Book cover: Through Japanese Eyes


Anthropologist examines aging in U.S. ‘Through Japanese Eyes’

Older people occupied a significant part of life for Yohko Tsuji Ph.D. '91 when she was growing up in Japan. Her widowed grandmother lived with the family, creating a traditional three-generation household, and elders were a positive part of daily life.

Chiara Galli


Klarman fellow Galli investigating child migration

"We are witnessing the demise of the U.S. asylum process."
Book Cover: Music for the Dead and Resurrected


Poet’s book finds words for ‘things that leave us speechless’

Many of the poems in “Music for the Dead and Resurrected” are rooted in Belarus, present and past.
John Kerry


Kerry imparts experience, hope to the ‘next generation’

Now more than ever, leadership is needed at all levels of government to overcome growing partisanship and to keep the United States in a strong position in the world on fronts such as democracy, cybersecurity and climate change, said former U.S. Sen. John Kerry on Oct. 29.

Dark clouds over a populated area


Effective government saves lives in cyclones, other disasters

To identify what makes people vulnerable, the researchers matched the extent of the storms with the measures of governance and living conditions in affected areas.
Logo: Black circle with white writing


Dark Laboratory podcast debuts with ‘Get Free’

Dark Laboratory, a “humanities incubator” for digital storytelling with a special focus on Black and Indigenous voices, launched its first podcast episode, a crossover with the podcast “Get Free” by laboratory co-founder Tao Leigh Goffe, on Oct. 26.

Six people in an ancient stone structure


Professor studying Pompeii honored by National Geographic
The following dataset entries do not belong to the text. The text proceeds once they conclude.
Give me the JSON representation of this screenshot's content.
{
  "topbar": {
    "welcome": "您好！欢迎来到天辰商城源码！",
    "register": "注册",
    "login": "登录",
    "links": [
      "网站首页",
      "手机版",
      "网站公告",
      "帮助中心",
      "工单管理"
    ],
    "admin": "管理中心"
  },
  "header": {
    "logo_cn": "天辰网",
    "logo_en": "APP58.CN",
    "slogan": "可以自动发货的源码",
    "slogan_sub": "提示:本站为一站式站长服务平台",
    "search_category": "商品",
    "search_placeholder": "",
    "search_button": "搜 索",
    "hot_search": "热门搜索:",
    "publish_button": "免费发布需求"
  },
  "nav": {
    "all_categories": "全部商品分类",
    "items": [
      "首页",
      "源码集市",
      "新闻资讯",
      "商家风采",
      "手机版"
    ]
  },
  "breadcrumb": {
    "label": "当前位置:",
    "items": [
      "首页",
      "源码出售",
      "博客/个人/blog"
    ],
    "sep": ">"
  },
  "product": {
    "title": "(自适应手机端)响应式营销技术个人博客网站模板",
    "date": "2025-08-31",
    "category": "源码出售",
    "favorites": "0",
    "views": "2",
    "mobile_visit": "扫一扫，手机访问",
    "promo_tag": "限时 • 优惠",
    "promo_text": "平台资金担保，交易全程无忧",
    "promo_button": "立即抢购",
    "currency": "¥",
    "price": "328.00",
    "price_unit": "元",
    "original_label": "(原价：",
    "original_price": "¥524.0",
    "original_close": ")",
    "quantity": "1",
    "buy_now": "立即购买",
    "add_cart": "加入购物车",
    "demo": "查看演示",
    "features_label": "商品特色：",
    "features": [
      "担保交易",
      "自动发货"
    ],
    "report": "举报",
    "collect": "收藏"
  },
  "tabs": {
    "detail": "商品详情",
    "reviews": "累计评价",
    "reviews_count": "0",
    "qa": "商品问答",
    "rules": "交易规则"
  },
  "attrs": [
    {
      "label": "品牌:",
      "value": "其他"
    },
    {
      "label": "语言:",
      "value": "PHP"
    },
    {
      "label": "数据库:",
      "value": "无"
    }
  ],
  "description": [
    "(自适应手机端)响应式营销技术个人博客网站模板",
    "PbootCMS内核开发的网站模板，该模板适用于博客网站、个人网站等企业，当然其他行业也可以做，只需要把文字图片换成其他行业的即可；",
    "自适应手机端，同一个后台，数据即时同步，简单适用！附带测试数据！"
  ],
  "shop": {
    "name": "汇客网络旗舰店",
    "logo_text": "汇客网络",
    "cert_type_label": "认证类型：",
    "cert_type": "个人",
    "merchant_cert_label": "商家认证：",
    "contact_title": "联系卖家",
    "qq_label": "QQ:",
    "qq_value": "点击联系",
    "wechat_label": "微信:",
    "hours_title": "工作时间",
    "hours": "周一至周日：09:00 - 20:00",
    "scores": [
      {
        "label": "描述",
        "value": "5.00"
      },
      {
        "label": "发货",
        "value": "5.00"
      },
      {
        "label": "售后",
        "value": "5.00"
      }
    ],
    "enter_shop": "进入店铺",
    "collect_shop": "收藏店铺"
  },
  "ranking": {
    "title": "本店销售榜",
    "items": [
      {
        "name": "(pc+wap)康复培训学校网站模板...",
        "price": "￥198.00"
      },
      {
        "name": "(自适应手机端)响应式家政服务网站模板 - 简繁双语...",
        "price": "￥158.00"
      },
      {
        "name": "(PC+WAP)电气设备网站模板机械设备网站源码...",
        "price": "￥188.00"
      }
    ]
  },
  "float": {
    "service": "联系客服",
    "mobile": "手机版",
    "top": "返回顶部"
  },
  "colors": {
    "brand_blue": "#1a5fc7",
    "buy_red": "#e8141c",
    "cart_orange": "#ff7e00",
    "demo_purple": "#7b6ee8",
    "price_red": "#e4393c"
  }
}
Caitlín Barrett, associate professor of classics in the College of Arts and Sciences, has been named a National Geographic Explorer after receiving a grant from the National Geographic Society to study daily life in ancient Rome through archaeological research at Pompeii in modern-day Italy.

Book cover: Genetic Afterlives


Book examines Black Jewish indigeneity in South Africa

The book opens larger questions about the relationship between genetics, citizenship, race and origins.
Book cover: Technology and the Environment in History


Authors break down history of ‘envirotech’ in new book

The authors analyzed the interconnected nature of dilemmas such as carcinogens, energy crises and invasive species at the intersection of technological and environmental history.
Mannequin wearing a camouflage tank top


Conference to explore tactile approaches to media, virtually

Media Objects,” a media studies conference originally scheduled for March 2020 at the Herbert F. Johnson Museum of Art, has been reconfigured into a virtual event, with the first panel scheduled for Oct. 23.

people congregated in a vaulted church sanctuary


Religion: less ‘opiate,’ more suppressant, study finds

“Contemporary American religion – and Christianity in particular – suppresses what would otherwise be larger group differences in political ideology.”